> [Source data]
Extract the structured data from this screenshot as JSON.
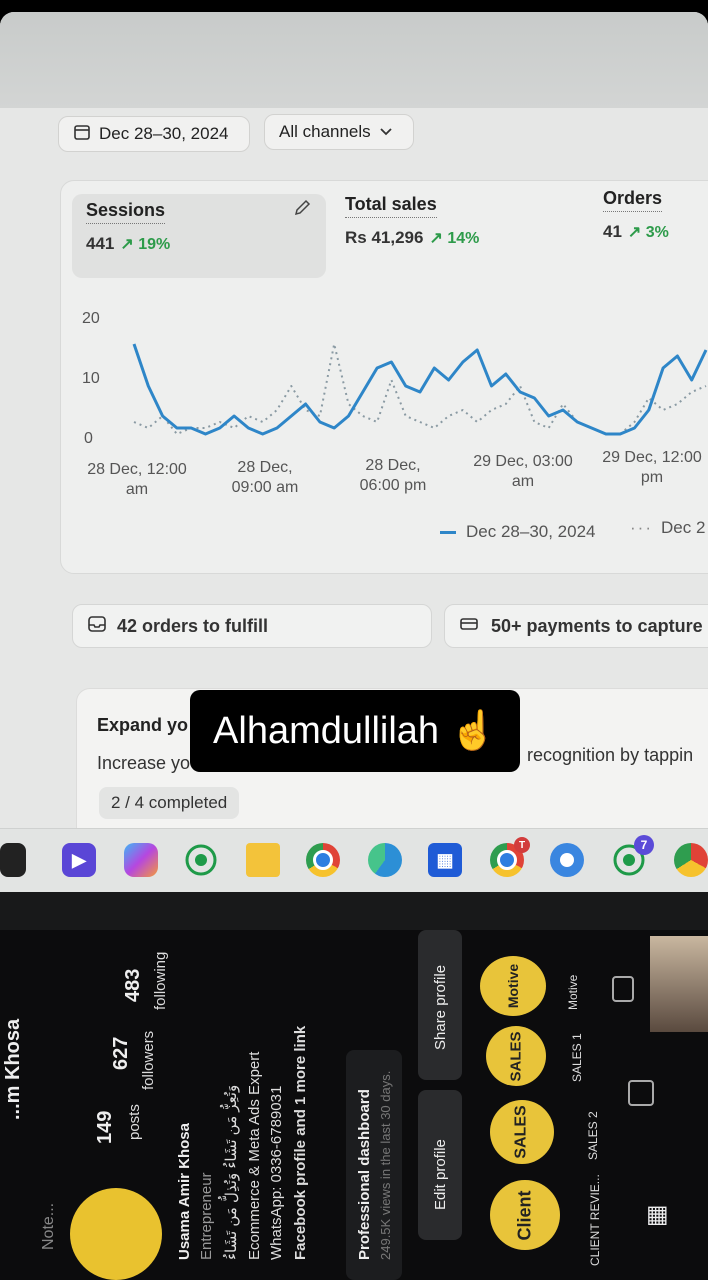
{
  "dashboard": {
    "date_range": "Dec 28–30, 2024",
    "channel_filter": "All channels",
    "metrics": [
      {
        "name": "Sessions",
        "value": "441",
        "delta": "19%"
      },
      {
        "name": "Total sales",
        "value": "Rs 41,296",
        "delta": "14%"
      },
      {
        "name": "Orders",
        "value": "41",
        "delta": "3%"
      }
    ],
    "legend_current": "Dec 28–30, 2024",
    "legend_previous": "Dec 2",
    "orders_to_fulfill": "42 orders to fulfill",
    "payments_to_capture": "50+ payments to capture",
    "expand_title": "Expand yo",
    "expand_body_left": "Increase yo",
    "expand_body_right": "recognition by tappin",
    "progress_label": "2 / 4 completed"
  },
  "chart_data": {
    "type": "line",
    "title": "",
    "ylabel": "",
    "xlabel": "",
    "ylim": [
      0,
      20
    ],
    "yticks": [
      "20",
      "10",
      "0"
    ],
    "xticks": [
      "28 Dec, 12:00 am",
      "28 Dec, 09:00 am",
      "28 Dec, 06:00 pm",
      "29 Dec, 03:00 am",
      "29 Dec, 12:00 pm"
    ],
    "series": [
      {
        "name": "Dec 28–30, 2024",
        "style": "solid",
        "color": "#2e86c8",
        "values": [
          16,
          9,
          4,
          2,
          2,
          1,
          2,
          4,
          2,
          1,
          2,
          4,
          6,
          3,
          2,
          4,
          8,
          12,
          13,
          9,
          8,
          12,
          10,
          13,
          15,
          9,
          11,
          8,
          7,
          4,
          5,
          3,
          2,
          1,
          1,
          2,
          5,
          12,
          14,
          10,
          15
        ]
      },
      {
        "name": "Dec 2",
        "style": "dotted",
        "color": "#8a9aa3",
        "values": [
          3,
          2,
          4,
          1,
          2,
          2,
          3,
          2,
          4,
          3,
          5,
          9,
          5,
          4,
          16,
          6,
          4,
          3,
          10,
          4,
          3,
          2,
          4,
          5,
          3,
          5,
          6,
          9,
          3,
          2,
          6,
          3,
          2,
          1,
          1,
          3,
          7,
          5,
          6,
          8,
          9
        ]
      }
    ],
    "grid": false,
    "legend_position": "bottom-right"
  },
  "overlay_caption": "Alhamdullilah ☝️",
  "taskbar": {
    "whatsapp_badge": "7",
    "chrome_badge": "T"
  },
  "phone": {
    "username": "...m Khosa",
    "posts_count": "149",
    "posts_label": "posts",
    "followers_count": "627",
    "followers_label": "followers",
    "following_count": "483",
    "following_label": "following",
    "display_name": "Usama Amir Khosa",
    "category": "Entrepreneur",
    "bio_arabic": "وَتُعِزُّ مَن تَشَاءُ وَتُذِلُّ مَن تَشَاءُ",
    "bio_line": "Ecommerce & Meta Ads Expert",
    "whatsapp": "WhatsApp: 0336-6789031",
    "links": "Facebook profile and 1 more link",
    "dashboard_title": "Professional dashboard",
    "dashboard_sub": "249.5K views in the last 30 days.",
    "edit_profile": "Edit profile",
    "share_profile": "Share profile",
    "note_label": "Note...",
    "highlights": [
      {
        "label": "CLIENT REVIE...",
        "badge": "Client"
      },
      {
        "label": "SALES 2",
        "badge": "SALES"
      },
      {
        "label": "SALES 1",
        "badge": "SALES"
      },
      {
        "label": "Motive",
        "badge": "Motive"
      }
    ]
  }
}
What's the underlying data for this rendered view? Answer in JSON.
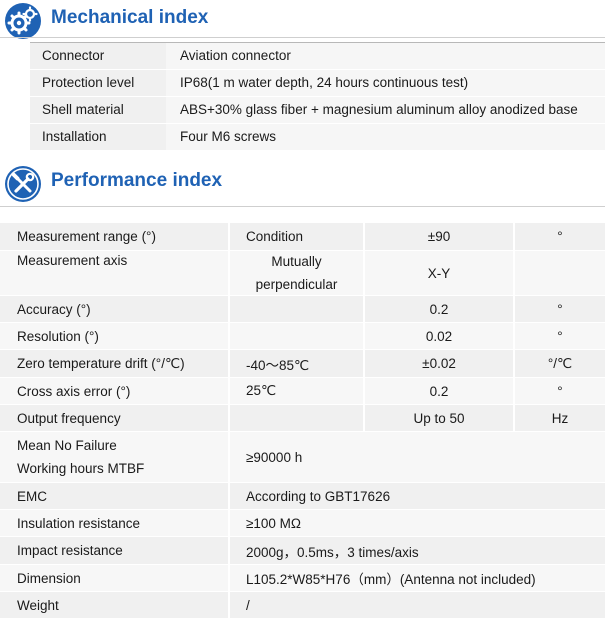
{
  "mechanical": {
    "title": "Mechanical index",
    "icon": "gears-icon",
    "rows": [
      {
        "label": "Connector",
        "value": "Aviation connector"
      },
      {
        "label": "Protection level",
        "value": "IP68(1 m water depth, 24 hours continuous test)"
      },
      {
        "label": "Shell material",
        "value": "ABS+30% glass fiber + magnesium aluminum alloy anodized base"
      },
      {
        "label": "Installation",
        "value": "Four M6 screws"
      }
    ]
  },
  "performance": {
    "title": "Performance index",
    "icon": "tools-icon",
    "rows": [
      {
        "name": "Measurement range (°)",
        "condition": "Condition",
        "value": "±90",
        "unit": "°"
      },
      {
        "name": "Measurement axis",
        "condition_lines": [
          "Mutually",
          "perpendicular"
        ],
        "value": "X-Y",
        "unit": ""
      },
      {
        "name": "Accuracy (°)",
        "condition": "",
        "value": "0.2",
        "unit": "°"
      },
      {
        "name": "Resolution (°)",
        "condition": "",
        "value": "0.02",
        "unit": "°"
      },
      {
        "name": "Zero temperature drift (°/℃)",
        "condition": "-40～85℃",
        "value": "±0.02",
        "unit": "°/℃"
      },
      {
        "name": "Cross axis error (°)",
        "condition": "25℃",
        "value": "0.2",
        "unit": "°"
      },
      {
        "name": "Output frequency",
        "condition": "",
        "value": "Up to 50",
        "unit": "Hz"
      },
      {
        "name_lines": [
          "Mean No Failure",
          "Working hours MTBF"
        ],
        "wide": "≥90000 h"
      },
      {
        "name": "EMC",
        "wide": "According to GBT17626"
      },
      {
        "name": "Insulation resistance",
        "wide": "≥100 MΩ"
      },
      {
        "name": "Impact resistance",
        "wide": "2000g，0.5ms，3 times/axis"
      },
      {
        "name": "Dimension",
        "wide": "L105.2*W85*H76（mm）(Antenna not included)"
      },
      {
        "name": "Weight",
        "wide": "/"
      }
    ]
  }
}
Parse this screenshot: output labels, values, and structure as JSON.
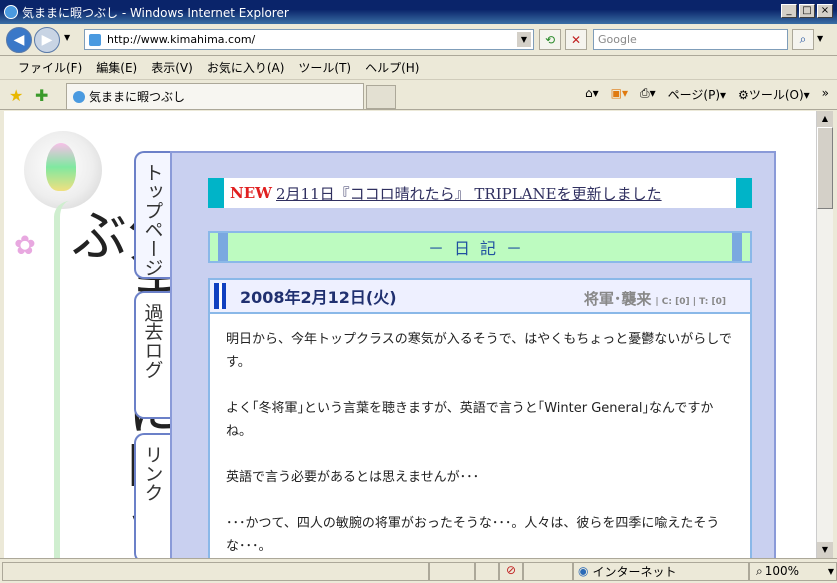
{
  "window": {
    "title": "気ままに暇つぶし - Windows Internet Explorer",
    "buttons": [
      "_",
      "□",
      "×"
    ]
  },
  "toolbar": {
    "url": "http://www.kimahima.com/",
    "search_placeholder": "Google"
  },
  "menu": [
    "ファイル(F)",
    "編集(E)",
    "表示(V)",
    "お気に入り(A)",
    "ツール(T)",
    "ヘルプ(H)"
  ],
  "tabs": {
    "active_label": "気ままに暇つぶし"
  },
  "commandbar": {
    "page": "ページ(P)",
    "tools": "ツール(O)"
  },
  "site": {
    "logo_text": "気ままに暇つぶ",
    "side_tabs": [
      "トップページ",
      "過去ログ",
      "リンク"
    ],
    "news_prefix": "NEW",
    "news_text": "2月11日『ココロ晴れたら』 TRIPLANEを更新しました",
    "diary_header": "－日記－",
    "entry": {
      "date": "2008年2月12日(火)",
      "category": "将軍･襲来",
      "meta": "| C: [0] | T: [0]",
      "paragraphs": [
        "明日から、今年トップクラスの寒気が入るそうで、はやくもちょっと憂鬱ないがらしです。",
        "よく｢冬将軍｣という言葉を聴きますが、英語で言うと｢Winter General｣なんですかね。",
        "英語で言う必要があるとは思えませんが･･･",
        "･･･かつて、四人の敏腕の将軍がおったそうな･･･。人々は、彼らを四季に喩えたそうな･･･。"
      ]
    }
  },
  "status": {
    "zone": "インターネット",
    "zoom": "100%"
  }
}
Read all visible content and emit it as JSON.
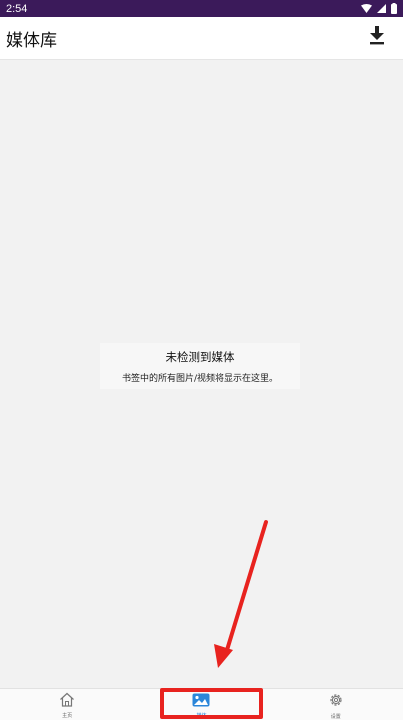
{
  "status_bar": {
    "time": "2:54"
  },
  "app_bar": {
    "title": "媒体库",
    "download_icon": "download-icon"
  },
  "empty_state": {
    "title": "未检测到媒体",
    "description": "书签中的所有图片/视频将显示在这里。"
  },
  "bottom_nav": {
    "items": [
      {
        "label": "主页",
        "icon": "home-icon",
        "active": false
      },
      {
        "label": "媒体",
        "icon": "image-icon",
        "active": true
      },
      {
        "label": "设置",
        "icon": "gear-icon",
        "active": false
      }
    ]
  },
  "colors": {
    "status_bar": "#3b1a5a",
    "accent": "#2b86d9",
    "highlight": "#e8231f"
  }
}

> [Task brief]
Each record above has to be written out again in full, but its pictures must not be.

> [Solved exercise]
Extract the structured data from this screenshot as JSON.
{
  "dashboard": {
    "date_range": "Dec 28–30, 2024",
    "channel_filter": "All channels",
    "metrics": [
      {
        "name": "Sessions",
        "value": "441",
        "delta": "19%"
      },
      {
        "name": "Total sales",
        "value": "Rs 41,296",
        "delta": "14%"
      },
      {
        "name": "Orders",
        "value": "41",
        "delta": "3%"
      }
    ],
    "legend_current": "Dec 28–30, 2024",
    "legend_previous": "Dec 2",
    "orders_to_fulfill": "42 orders to fulfill",
    "payments_to_capture": "50+ payments to capture",
    "expand_title": "Expand yo",
    "expand_body_left": "Increase yo",
    "expand_body_right": "recognition by tappin",
    "progress_label": "2 / 4 completed"
  },
  "chart_data": {
    "type": "line",
    "title": "",
    "ylabel": "",
    "xlabel": "",
    "ylim": [
      0,
      20
    ],
    "yticks": [
      "20",
      "10",
      "0"
    ],
    "xticks": [
      "28 Dec, 12:00 am",
      "28 Dec, 09:00 am",
      "28 Dec, 06:00 pm",
      "29 Dec, 03:00 am",
      "29 Dec, 12:00 pm"
    ],
    "series": [
      {
        "name": "Dec 28–30, 2024",
        "style": "solid",
        "color": "#2e86c8",
        "values": [
          16,
          9,
          4,
          2,
          2,
          1,
          2,
          4,
          2,
          1,
          2,
          4,
          6,
          3,
          2,
          4,
          8,
          12,
          13,
          9,
          8,
          12,
          10,
          13,
          15,
          9,
          11,
          8,
          7,
          4,
          5,
          3,
          2,
          1,
          1,
          2,
          5,
          12,
          14,
          10,
          15
        ]
      },
      {
        "name": "Dec 2",
        "style": "dotted",
        "color": "#8a9aa3",
        "values": [
          3,
          2,
          4,
          1,
          2,
          2,
          3,
          2,
          4,
          3,
          5,
          9,
          5,
          4,
          16,
          6,
          4,
          3,
          10,
          4,
          3,
          2,
          4,
          5,
          3,
          5,
          6,
          9,
          3,
          2,
          6,
          3,
          2,
          1,
          1,
          3,
          7,
          5,
          6,
          8,
          9
        ]
      }
    ],
    "grid": false,
    "legend_position": "bottom-right"
  },
  "overlay_caption": "Alhamdullilah ☝️",
  "taskbar": {
    "whatsapp_badge": "7",
    "chrome_badge": "T"
  },
  "phone": {
    "username": "...m Khosa",
    "posts_count": "149",
    "posts_label": "posts",
    "followers_count": "627",
    "followers_label": "followers",
    "following_count": "483",
    "following_label": "following",
    "display_name": "Usama Amir Khosa",
    "category": "Entrepreneur",
    "bio_arabic": "وَتُعِزُّ مَن تَشَاءُ وَتُذِلُّ مَن تَشَاءُ",
    "bio_line": "Ecommerce & Meta Ads Expert",
    "whatsapp": "WhatsApp: 0336-6789031",
    "links": "Facebook profile and 1 more link",
    "dashboard_title": "Professional dashboard",
    "dashboard_sub": "249.5K views in the last 30 days.",
    "edit_profile": "Edit profile",
    "share_profile": "Share profile",
    "note_label": "Note...",
    "highlights": [
      {
        "label": "CLIENT REVIE...",
        "badge": "Client"
      },
      {
        "label": "SALES 2",
        "badge": "SALES"
      },
      {
        "label": "SALES 1",
        "badge": "SALES"
      },
      {
        "label": "Motive",
        "badge": "Motive"
      }
    ]
  }
}
What's the underlying data for this rendered view? Answer in JSON.
{
  "mechanical": {
    "title": "Mechanical index",
    "icon": "gears-icon",
    "rows": [
      {
        "label": "Connector",
        "value": "Aviation connector"
      },
      {
        "label": "Protection level",
        "value": "IP68(1 m water depth, 24 hours continuous test)"
      },
      {
        "label": "Shell material",
        "value": "ABS+30% glass fiber + magnesium aluminum alloy anodized base"
      },
      {
        "label": "Installation",
        "value": "Four M6 screws"
      }
    ]
  },
  "performance": {
    "title": "Performance index",
    "icon": "tools-icon",
    "rows": [
      {
        "name": "Measurement range (°)",
        "condition": "Condition",
        "value": "±90",
        "unit": "°"
      },
      {
        "name": "Measurement axis",
        "condition_lines": [
          "Mutually",
          "perpendicular"
        ],
        "value": "X-Y",
        "unit": ""
      },
      {
        "name": "Accuracy (°)",
        "condition": "",
        "value": "0.2",
        "unit": "°"
      },
      {
        "name": "Resolution (°)",
        "condition": "",
        "value": "0.02",
        "unit": "°"
      },
      {
        "name": "Zero temperature drift (°/℃)",
        "condition": "-40～85℃",
        "value": "±0.02",
        "unit": "°/℃"
      },
      {
        "name": "Cross axis error (°)",
        "condition": "25℃",
        "value": "0.2",
        "unit": "°"
      },
      {
        "name": "Output frequency",
        "condition": "",
        "value": "Up to 50",
        "unit": "Hz"
      },
      {
        "name_lines": [
          "Mean No Failure",
          "Working hours MTBF"
        ],
        "wide": "≥90000 h"
      },
      {
        "name": "EMC",
        "wide": "According to GBT17626"
      },
      {
        "name": "Insulation resistance",
        "wide": "≥100 MΩ"
      },
      {
        "name": "Impact resistance",
        "wide": "2000g，0.5ms，3 times/axis"
      },
      {
        "name": "Dimension",
        "wide": "L105.2*W85*H76（mm）(Antenna not included)"
      },
      {
        "name": "Weight",
        "wide": "/"
      }
    ]
  }
}
Parse this screenshot: output labels, values, and structure as JSON.
{
  "window": {
    "title": "気ままに暇つぶし - Windows Internet Explorer",
    "buttons": [
      "_",
      "□",
      "×"
    ]
  },
  "toolbar": {
    "url": "http://www.kimahima.com/",
    "search_placeholder": "Google"
  },
  "menu": [
    "ファイル(F)",
    "編集(E)",
    "表示(V)",
    "お気に入り(A)",
    "ツール(T)",
    "ヘルプ(H)"
  ],
  "tabs": {
    "active_label": "気ままに暇つぶし"
  },
  "commandbar": {
    "page": "ページ(P)",
    "tools": "ツール(O)"
  },
  "site": {
    "logo_text": "気ままに暇つぶ",
    "side_tabs": [
      "トップページ",
      "過去ログ",
      "リンク"
    ],
    "news_prefix": "NEW",
    "news_text": "2月11日『ココロ晴れたら』 TRIPLANEを更新しました",
    "diary_header": "－日記－",
    "entry": {
      "date": "2008年2月12日(火)",
      "category": "将軍･襲来",
      "meta": "| C: [0] | T: [0]",
      "paragraphs": [
        "明日から、今年トップクラスの寒気が入るそうで、はやくもちょっと憂鬱ないがらしです。",
        "よく｢冬将軍｣という言葉を聴きますが、英語で言うと｢Winter General｣なんですかね。",
        "英語で言う必要があるとは思えませんが･･･",
        "･･･かつて、四人の敏腕の将軍がおったそうな･･･。人々は、彼らを四季に喩えたそうな･･･。"
      ]
    }
  },
  "status": {
    "zone": "インターネット",
    "zoom": "100%"
  }
}
Read all visible content and emit it as JSON.
{
  "status_bar": {
    "time": "2:54"
  },
  "app_bar": {
    "title": "媒体库",
    "download_icon": "download-icon"
  },
  "empty_state": {
    "title": "未检测到媒体",
    "description": "书签中的所有图片/视频将显示在这里。"
  },
  "bottom_nav": {
    "items": [
      {
        "label": "主页",
        "icon": "home-icon",
        "active": false
      },
      {
        "label": "媒体",
        "icon": "image-icon",
        "active": true
      },
      {
        "label": "设置",
        "icon": "gear-icon",
        "active": false
      }
    ]
  },
  "colors": {
    "status_bar": "#3b1a5a",
    "accent": "#2b86d9",
    "highlight": "#e8231f"
  }
}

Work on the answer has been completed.